Financial reform via resolution. David Altig, Atlanta Fed. Even when financial regulation is adequately tightened up, systemically important institutions will fail…
Blumenthal and Vietnam. Raymond Hernandez, NYT. The Connecticut Democrat misspoke about his “service in Vietnam”. For now, he’s toughing it out. It’s very strange. If it was a deliberate lie, how could he plausibly expect to get away with it? See also Josh Green.
Europe’s historic gamble. Barry Eichengreen, Project Syndicate. Europe needs a stability pact with teeth, and that’s not all. Compare with John Cochrane in the WSJ. Europe’s problem was not that the stability pact was too weak, but that it had one in the first place:
The mere existence of the limits says, in effect, that politicians will have a hard time resisting bailout pressure. So the markets lent at low rates and gave high bond ratings… The euro founders should have said instead, “Go ahead, use our currency if you like. Rack up any debts you want. We don’t care, because we are not going to bail you out—we’ve set it up so we can’t bail you out. Bond buyers beware.”

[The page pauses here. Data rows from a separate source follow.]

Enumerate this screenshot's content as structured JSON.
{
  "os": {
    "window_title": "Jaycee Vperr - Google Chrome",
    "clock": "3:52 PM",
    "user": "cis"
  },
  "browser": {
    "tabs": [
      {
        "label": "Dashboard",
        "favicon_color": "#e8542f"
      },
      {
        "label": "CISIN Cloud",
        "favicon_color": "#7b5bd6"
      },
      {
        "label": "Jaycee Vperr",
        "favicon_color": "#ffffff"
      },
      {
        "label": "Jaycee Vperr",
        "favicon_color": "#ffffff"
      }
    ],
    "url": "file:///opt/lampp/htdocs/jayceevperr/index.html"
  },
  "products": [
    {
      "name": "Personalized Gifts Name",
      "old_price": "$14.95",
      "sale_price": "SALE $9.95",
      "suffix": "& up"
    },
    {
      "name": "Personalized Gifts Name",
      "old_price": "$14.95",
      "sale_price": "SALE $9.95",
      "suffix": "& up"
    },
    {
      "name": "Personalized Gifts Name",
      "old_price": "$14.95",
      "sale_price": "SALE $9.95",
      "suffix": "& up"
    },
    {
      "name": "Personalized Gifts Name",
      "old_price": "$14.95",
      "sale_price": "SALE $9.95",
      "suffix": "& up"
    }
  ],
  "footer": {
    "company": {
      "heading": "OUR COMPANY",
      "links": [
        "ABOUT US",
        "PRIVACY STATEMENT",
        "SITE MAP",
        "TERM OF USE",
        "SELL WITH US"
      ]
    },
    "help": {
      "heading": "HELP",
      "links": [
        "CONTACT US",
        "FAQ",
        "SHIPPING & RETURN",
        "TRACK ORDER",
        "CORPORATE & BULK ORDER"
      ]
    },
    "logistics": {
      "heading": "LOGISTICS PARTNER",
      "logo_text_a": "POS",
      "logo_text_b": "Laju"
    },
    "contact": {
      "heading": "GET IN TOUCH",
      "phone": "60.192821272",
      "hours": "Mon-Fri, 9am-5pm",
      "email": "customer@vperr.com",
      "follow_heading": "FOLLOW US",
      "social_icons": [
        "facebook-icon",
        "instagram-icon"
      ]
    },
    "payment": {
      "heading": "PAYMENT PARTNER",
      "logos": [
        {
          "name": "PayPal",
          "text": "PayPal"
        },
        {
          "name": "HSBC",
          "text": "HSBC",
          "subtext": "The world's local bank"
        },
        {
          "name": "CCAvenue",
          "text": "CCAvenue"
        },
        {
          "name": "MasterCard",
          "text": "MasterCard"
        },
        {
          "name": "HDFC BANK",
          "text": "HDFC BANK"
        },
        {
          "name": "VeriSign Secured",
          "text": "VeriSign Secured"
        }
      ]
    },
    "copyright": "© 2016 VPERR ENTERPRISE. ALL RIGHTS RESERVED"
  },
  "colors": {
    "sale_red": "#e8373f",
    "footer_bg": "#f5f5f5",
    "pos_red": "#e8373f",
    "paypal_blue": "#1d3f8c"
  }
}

The death of the European dream. Gideon Rachman, FT. Are you there, Jeremy Rifkin? Reflecting on Rifkin’s view that Europe shows the way to enlightenment, Gideon doesn’t know “whether to laugh or cry”. See also Wolfgang Munchau on how to save the eurozone.